Zinc is a natural element found as a component of the earth’s crust. With deposits spread widely throughout the world, zinc ores are extracted in more than 50 countries. Added as a dietary supplement in vitamins, facial creams and sun blockers, zinc is an indispensable part of our daily lives.
The most widely used zinc alloy is commonly called No. 3. Its excellent all-around physical and mechanical properties, superb cast-ability, and long-term dimensional stability have made it the choice for about 85% of U.S. die-castings. In most design applications using a zinc alloy, No. 3 will do the job. In general, only after casting design improvements have been evaluated and found inadequate should another alloy be considered.

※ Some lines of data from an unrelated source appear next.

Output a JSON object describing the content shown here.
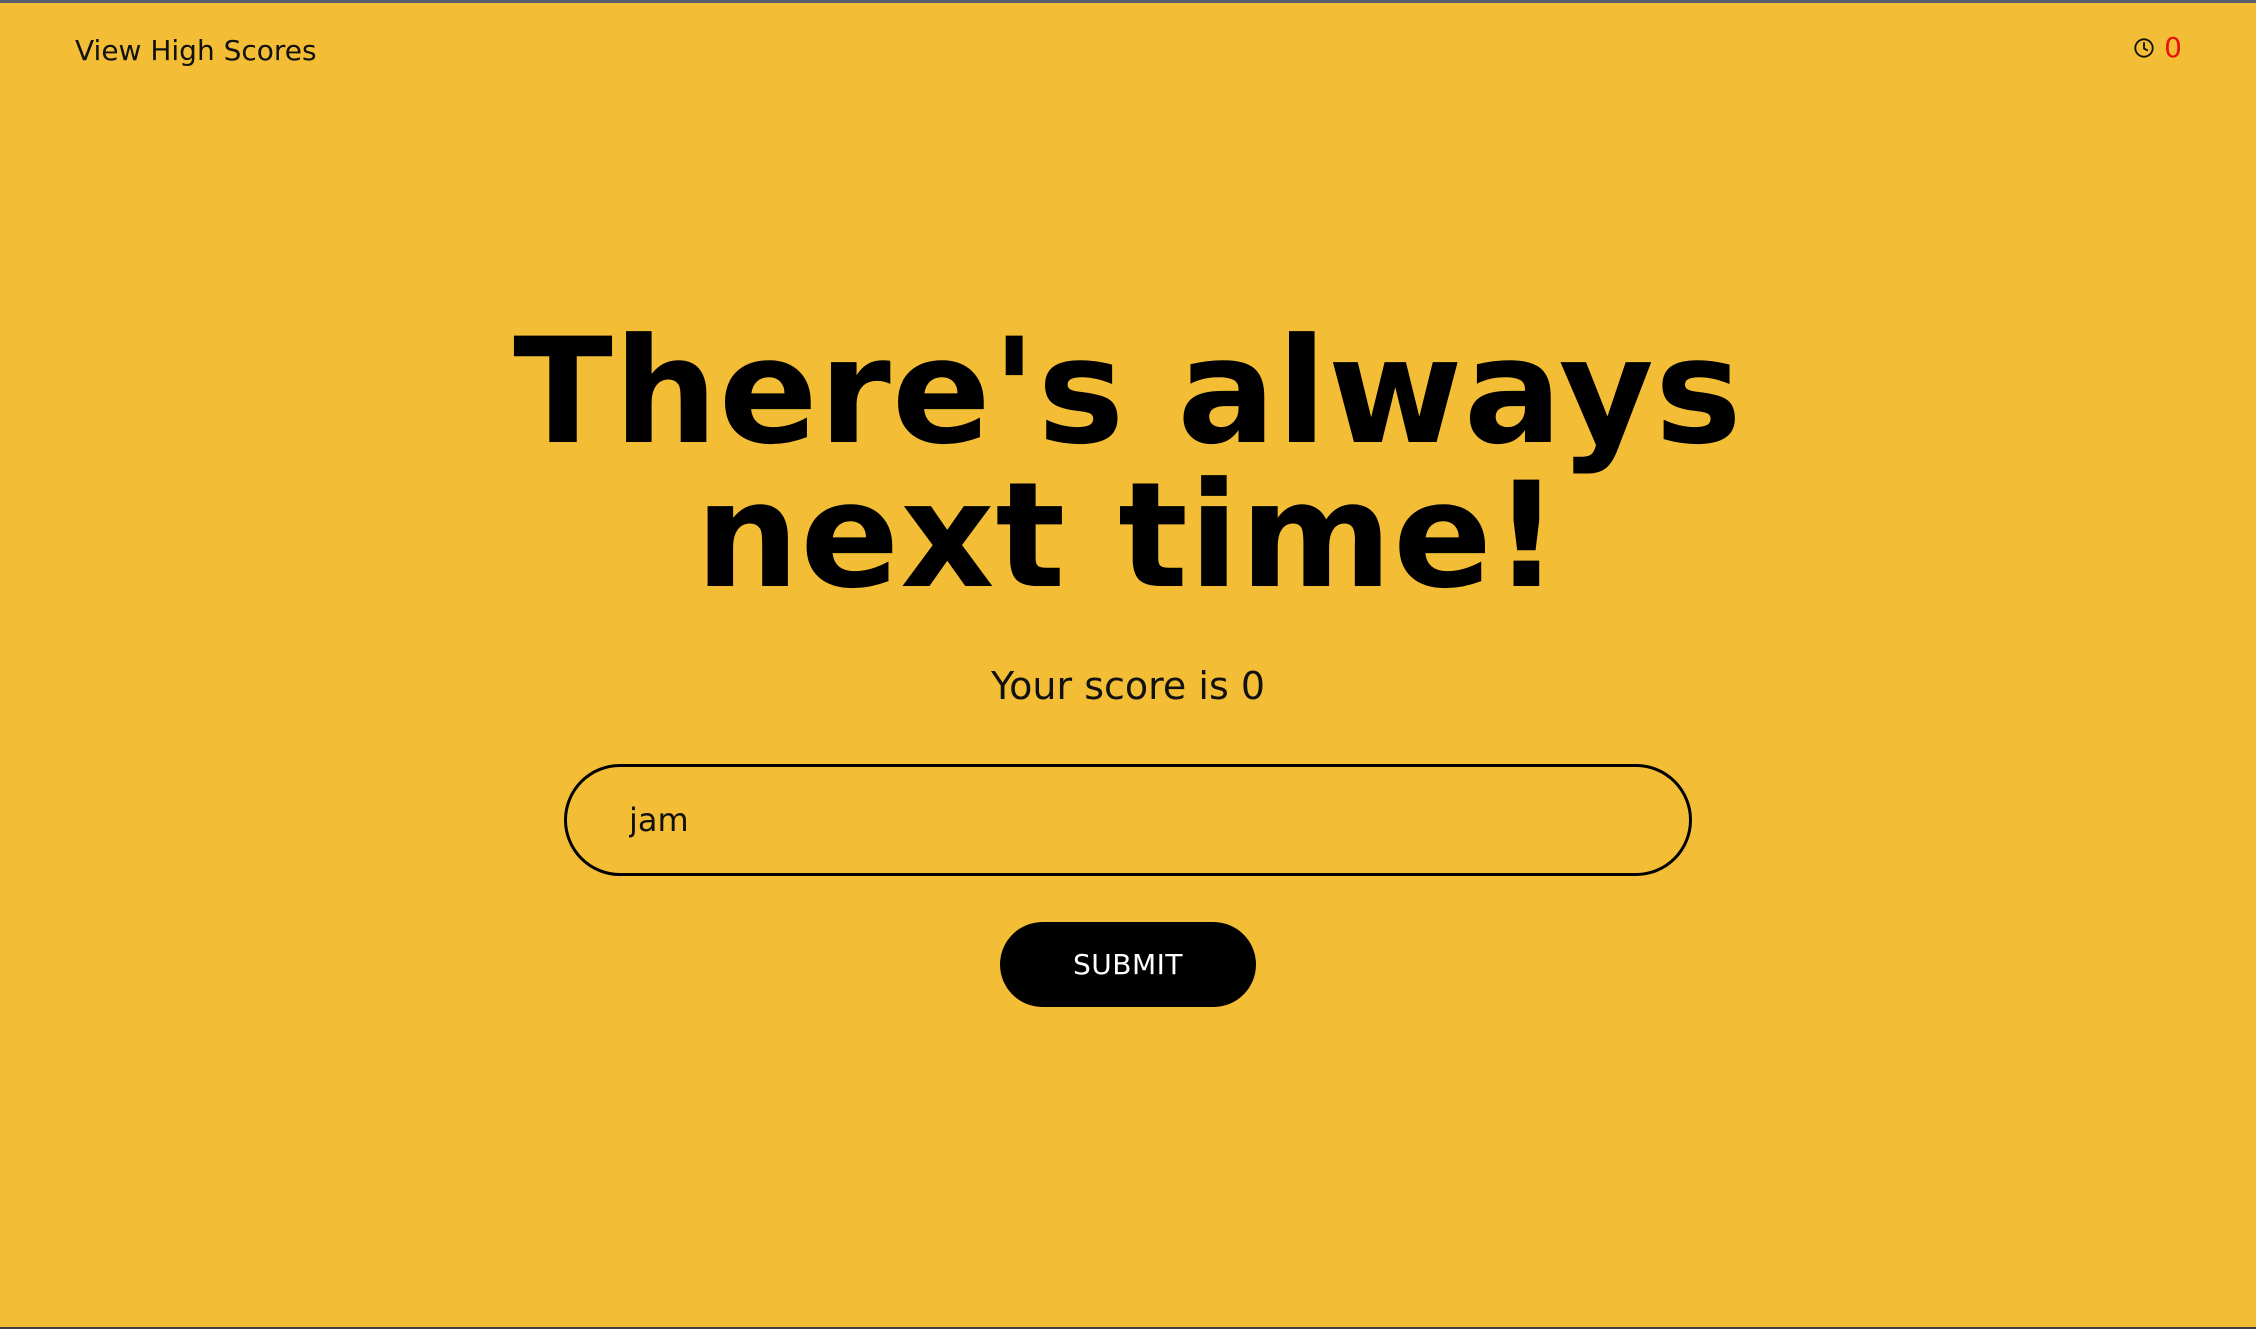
{
  "header": {
    "high_scores_label": "View High Scores",
    "timer_icon": "clock-icon",
    "timer_value": "0",
    "timer_color": "#e8110c"
  },
  "main": {
    "headline_line1": "There's always",
    "headline_line2": "next time!",
    "score_text": "Your score is 0",
    "initials_value": "jam",
    "submit_label": "SUBMIT"
  },
  "theme": {
    "background": "#f3be35",
    "button_background": "#000000",
    "button_text": "#ffffff"
  }
}
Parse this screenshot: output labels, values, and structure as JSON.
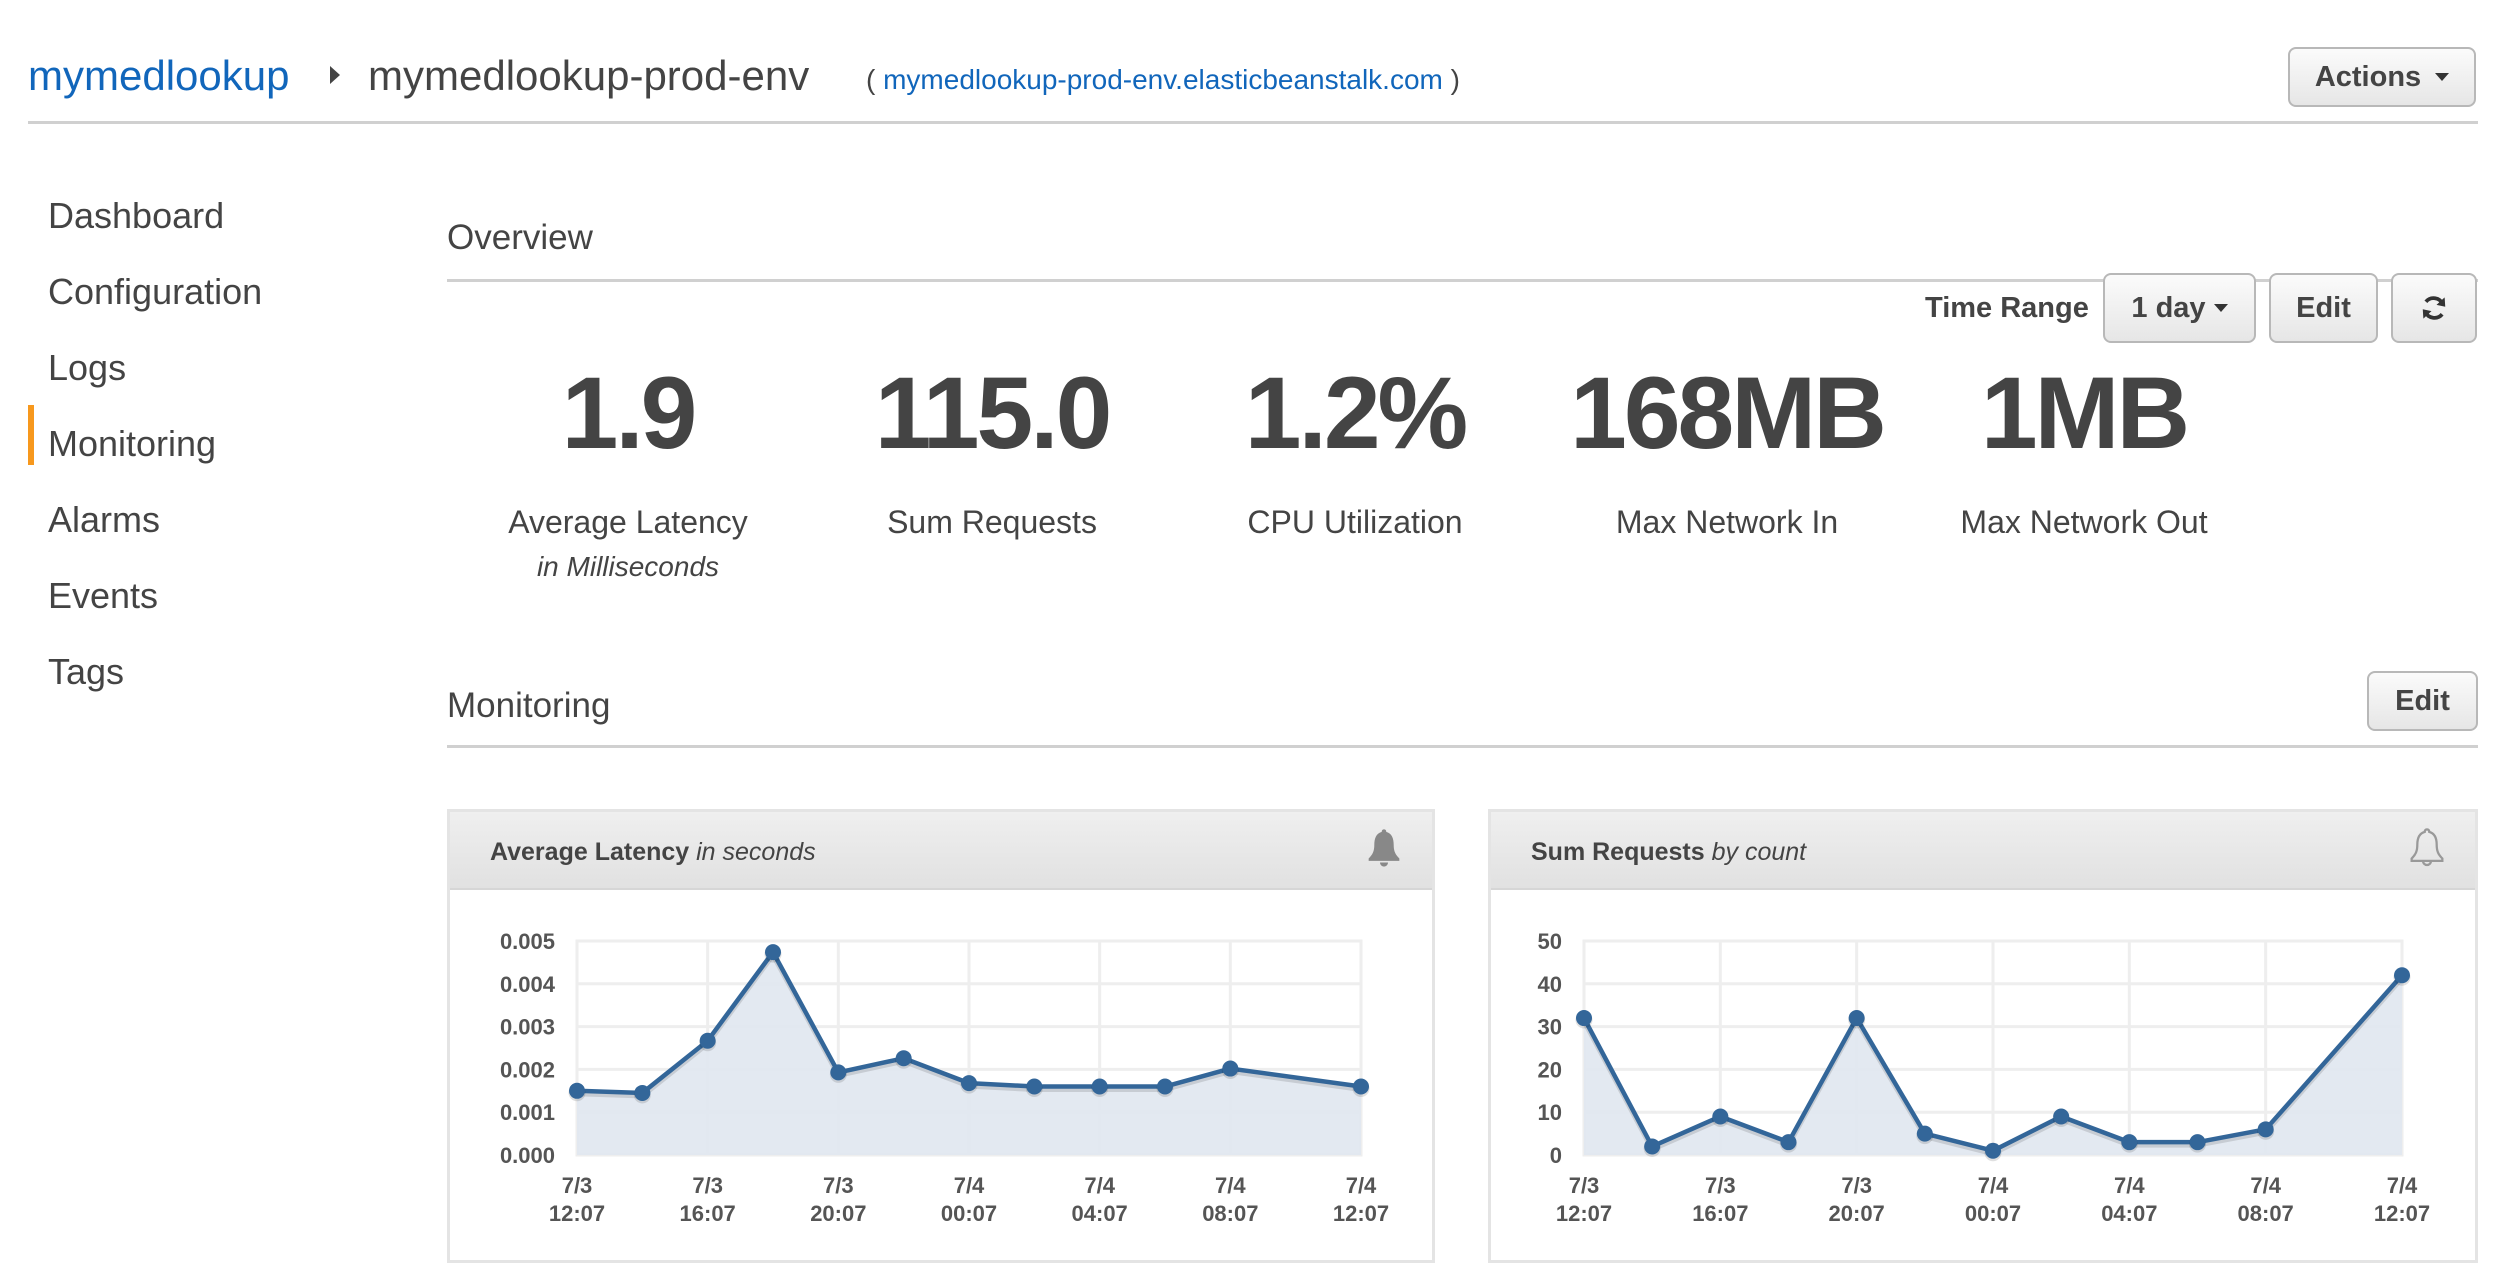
{
  "header": {
    "app_name": "mymedlookup",
    "environment_name": "mymedlookup-prod-env",
    "url_open": "( ",
    "url": "mymedlookup-prod-env.elasticbeanstalk.com",
    "url_close": " )",
    "actions_label": "Actions"
  },
  "sidebar": {
    "active": "Monitoring",
    "items": [
      {
        "label": "Dashboard"
      },
      {
        "label": "Configuration"
      },
      {
        "label": "Logs"
      },
      {
        "label": "Monitoring"
      },
      {
        "label": "Alarms"
      },
      {
        "label": "Events"
      },
      {
        "label": "Tags"
      }
    ]
  },
  "overview": {
    "title": "Overview",
    "time_range_label": "Time Range",
    "time_range_value": "1 day",
    "edit_label": "Edit",
    "refresh_icon": "refresh-icon",
    "stats": [
      {
        "value": "1.9",
        "label": "Average Latency",
        "sublabel": "in Milliseconds"
      },
      {
        "value": "115.0",
        "label": "Sum Requests",
        "sublabel": ""
      },
      {
        "value": "1.2%",
        "label": "CPU Utilization",
        "sublabel": ""
      },
      {
        "value": "168MB",
        "label": "Max Network In",
        "sublabel": ""
      },
      {
        "value": "1MB",
        "label": "Max Network Out",
        "sublabel": ""
      }
    ]
  },
  "monitoring": {
    "title": "Monitoring",
    "edit_label": "Edit"
  },
  "colors": {
    "link": "#1166bb",
    "active_indicator": "#f7981d",
    "series_line": "#336699",
    "series_fill": "#e0e7f0"
  },
  "chart_data": [
    {
      "type": "area",
      "title": "Average Latency",
      "title_unit": "in seconds",
      "alarm_icon": "bell-filled-icon",
      "x_unit": "hours since 7/3 12:07 (2h slots)",
      "x": [
        0,
        2,
        4,
        6,
        8,
        10,
        12,
        14,
        16,
        18,
        20,
        24
      ],
      "values": [
        0.0015,
        0.00145,
        0.00267,
        0.00474,
        0.00193,
        0.00226,
        0.00168,
        0.0016,
        0.0016,
        0.0016,
        0.00202,
        0.0016
      ],
      "xlim": [
        0,
        24
      ],
      "ylim": [
        0,
        0.005
      ],
      "yticks": [
        "0.000",
        "0.001",
        "0.002",
        "0.003",
        "0.004",
        "0.005"
      ],
      "xtick_positions": [
        0,
        4,
        8,
        12,
        16,
        20,
        24
      ],
      "xticks": [
        [
          "7/3",
          "12:07"
        ],
        [
          "7/3",
          "16:07"
        ],
        [
          "7/3",
          "20:07"
        ],
        [
          "7/4",
          "00:07"
        ],
        [
          "7/4",
          "04:07"
        ],
        [
          "7/4",
          "08:07"
        ],
        [
          "7/4",
          "12:07"
        ]
      ],
      "grid": true
    },
    {
      "type": "area",
      "title": "Sum Requests",
      "title_unit": "by count",
      "alarm_icon": "bell-outline-icon",
      "x_unit": "hours since 7/3 12:07 (2h slots)",
      "x": [
        0,
        2,
        4,
        6,
        8,
        10,
        12,
        14,
        16,
        18,
        20,
        24
      ],
      "values": [
        32,
        2,
        9,
        3,
        32,
        5,
        1,
        9,
        3,
        3,
        6,
        42
      ],
      "xlim": [
        0,
        24
      ],
      "ylim": [
        0,
        50
      ],
      "yticks": [
        "0",
        "10",
        "20",
        "30",
        "40",
        "50"
      ],
      "xtick_positions": [
        0,
        4,
        8,
        12,
        16,
        20,
        24
      ],
      "xticks": [
        [
          "7/3",
          "12:07"
        ],
        [
          "7/3",
          "16:07"
        ],
        [
          "7/3",
          "20:07"
        ],
        [
          "7/4",
          "00:07"
        ],
        [
          "7/4",
          "04:07"
        ],
        [
          "7/4",
          "08:07"
        ],
        [
          "7/4",
          "12:07"
        ]
      ],
      "grid": true
    }
  ]
}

The addition of about l% copper to the No. 3 alloy provides increased tensile strength (about 15%) and higher hardness at the expense of elongation and impact strength. No. 5 alloy is widely used in Europe, but accounts for less than 10% of U.S. consumption.
Actually, a predecessor of the universal No. 3 alloy, No. 2 offers the highest strength and hardness available in a conventional zinc alloy. It is about 25% stronger as cast than No. 3 and 10% stronger than No. 5 with higher hardness than both.
The principle disadvantages of this interesting alloy are its very low impact strength and elongation after aging (especially at higher temperatures) and a slight dimensional instability with aging.
The third most popular alloy is a high purity, low magnesium alloy called No. 7. This alloy has improved fluidity (because of the lower magnesium content) allowing it to be cast at lower temperatures for better as-cast surface finish and higher production rates. Most No. 7 alloy is used in decorative hardware applications. Since it possesses slightly more ductility than other zinc alloys, No. 7 is also used where castings require severe deformation in assembly operations.
Offers best plating and finishing characteristics with improved strength, hardness and creep properties compared to the other conventional zinc ZAMAK die casting alloys. Major application area is usually for die casting where improved properties over ZAMAK’s are required, particularly performance at elevated temperatures.
This is the most recent development in commercially available zinc die casting alloys. Research has shown EZAC™ to be the most creep resistant of all the zinc die casting alloys with over an order of magnitude improvement over ZAMAK 5 and ZA-8. This is also a very strong alloy with a yield strength (57 ksi) and hardness (102-134 brinell) comparable to ZA-27.
Due to its low melting temperature, EZAC™ can be cast in a hot chamber die casting machine and does not exhibit the same wear and tear as shown with ACuZinc®5.
Zinc die casting alloys are versatile engineering materials. As a result, no other alloy system provides the combination of strength, performance, and economical castability. Listed are zinc alloy attributes which can potentially reduce component costs and/or improve you design performance. This information will serve as a guide to help designers understand the capabilities of zinc die cast alloys for product applications.
See our zinc alloy property guides below for additional information.